According to the reserve bank, along with the devaluation, interest rates on deposits have been increased by 2% to stand at 7%. The devaluation which is effective Wednesday, October 11, pegs the Birr at 26.91 to the dollar, up from 23.40 Br on the official market.
Ethiopia last devaluated its currency in 2010 by 17 percent, but the value of Birr against international currencies has been depreciated from time to time due to floating exchange rate
Critics say the move would shoot the price of food even higher, increase transportation fares, rent, etc.
Africa’s second most-populous nation is one of its best economic performers according to the International Monetary Fund (IMF) and is ranked the fastest-growing economy in 2017, according to the World Bank’s latest edition of Global Economic Prospects.

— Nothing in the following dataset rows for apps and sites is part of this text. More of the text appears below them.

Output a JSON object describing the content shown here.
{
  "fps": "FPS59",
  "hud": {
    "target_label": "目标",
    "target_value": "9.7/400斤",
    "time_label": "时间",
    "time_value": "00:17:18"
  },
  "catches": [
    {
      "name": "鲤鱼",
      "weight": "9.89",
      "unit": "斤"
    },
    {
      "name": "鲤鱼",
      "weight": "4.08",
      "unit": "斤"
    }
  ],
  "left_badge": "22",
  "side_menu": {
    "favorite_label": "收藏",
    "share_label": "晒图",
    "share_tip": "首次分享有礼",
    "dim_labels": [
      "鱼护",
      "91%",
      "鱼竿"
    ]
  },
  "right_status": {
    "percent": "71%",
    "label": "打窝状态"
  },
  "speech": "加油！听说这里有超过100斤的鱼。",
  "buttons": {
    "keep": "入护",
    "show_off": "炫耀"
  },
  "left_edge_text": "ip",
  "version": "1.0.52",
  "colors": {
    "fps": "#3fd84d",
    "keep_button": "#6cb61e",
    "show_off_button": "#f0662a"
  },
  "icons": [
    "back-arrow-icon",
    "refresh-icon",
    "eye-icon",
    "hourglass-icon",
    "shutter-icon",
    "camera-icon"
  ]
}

While coffee remains it largest hard currency earner, Ethiopia is diversifying exports, at a time commodities such as gold, sesame, khat, livestock and horticulture products are becoming increasingly important.
The GDP is forecast to grow by 8.3% in 2017.